There’s a whole area of biological scholarship devoted to the study of natural anomalies called ‘biodiversity hotspots’. By definition, a biodiversity hotspot is “a biogeographic region with significant diversity that is at risk from humans.”
Scientists have sought to understand how Madagascar, which comprises a mere 0.5% of the Earth’s total landmass, could be home to so many distinct and unusual species, many of which exist nowhere else, given its near complete geographic isolation for millions and millions of years. In fact, the present study is part of a larger body of work that seeks to identify factors of climate, geography and other environmental features that not only allow for the development of new plant and animal species, but also sustain them and allow them to flourish.
No Single Cause for Biodiversity
Duke University biologist Anne Yoder and her colleagues looked at the geographic distributions of 325 species of amphibians and 420 species of reptiles that live on Madagascar today. They compared that data with historical and present-day estimates of local attributes like amount of rainfall and local topography among other variables across the island. They noted the steep tropical regions and the flat, desert-like areas and analyzed three key measures in biodiversity: number of species, proportion of unique species, and similarity of species composition from one site to another.
“Not surprisingly, we found that different groups of species have diversified for different reasons,” Yoder said. “For example, changes in elevation–due to the mountains, rivers and other features that shape the land–best predicted which parts of the island had high proportions of unique tree frog species. But the biggest influence on why some areas had higher proportions of unique leaf chameleons was climate stability through time.”
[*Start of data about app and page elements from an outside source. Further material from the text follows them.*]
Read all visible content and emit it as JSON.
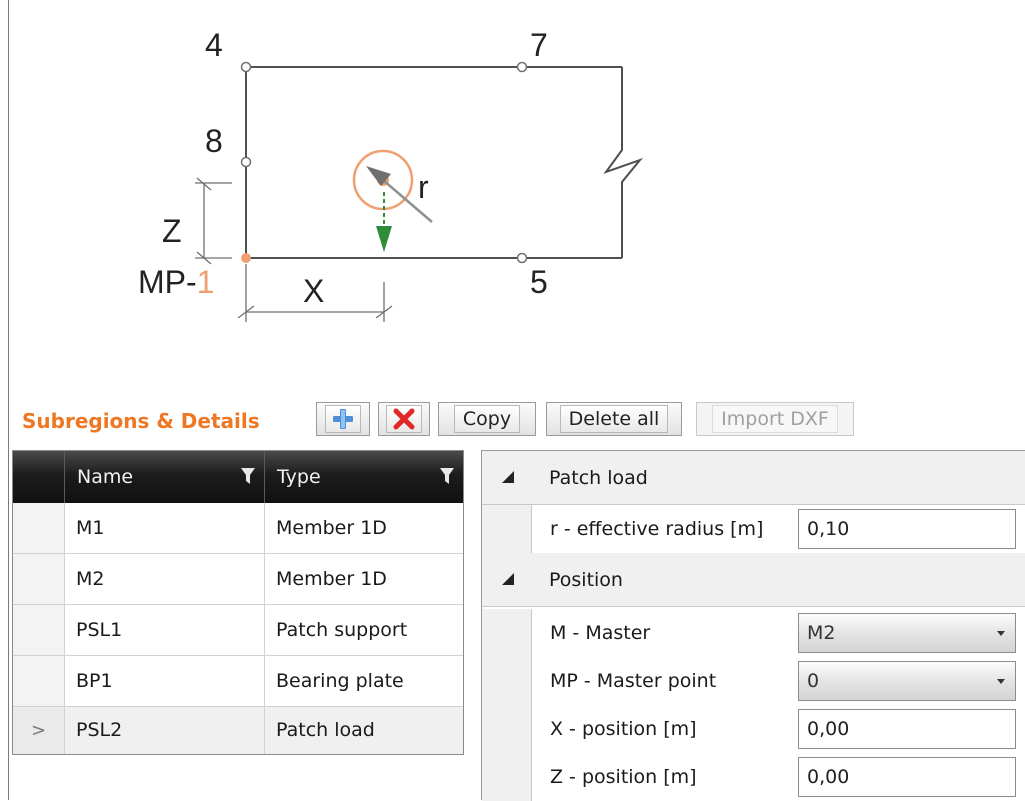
{
  "diagram": {
    "labels": {
      "n4": "4",
      "n7": "7",
      "n8": "8",
      "n5": "5",
      "z": "Z",
      "x": "X",
      "r": "r",
      "mp_prefix": "MP-",
      "mp_num": "1"
    },
    "colors": {
      "accent": "#f0a070",
      "arrow": "#2e8b3a",
      "line": "#505050"
    }
  },
  "toolbar": {
    "title": "Subregions & Details",
    "add_icon": "plus-icon",
    "delete_icon": "red-x-icon",
    "copy_label": "Copy",
    "delete_all_label": "Delete all",
    "import_label": "Import DXF"
  },
  "grid": {
    "columns": [
      "Name",
      "Type"
    ],
    "rows": [
      {
        "name": "M1",
        "type": "Member 1D"
      },
      {
        "name": "M2",
        "type": "Member 1D"
      },
      {
        "name": "PSL1",
        "type": "Patch support"
      },
      {
        "name": "BP1",
        "type": "Bearing plate"
      },
      {
        "name": "PSL2",
        "type": "Patch load"
      }
    ],
    "active_marker": ">"
  },
  "properties": {
    "cat1": "Patch load",
    "r_label": "r - effective radius [m]",
    "r_value": "0,10",
    "cat2": "Position",
    "m_label": "M - Master",
    "m_value": "M2",
    "mp_label": "MP - Master point",
    "mp_value": "0",
    "x_label": "X - position [m]",
    "x_value": "0,00",
    "z_label": "Z - position [m]",
    "z_value": "0,00"
  }
}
One of the greatest benefits to the findings of this study is that we better understand how the species in areas of great biological diversity respond to environmental fluctuations, which will help in identifying the groups most vulnerable to global warming and deforestation. Other studies have shown that some of Madagascar’s reptiles and amphibians are relocating to higher elevations because of climate change, and due to the effects of logging and farming on forest habitats roughly 40% of reptile species are threatened with extinction.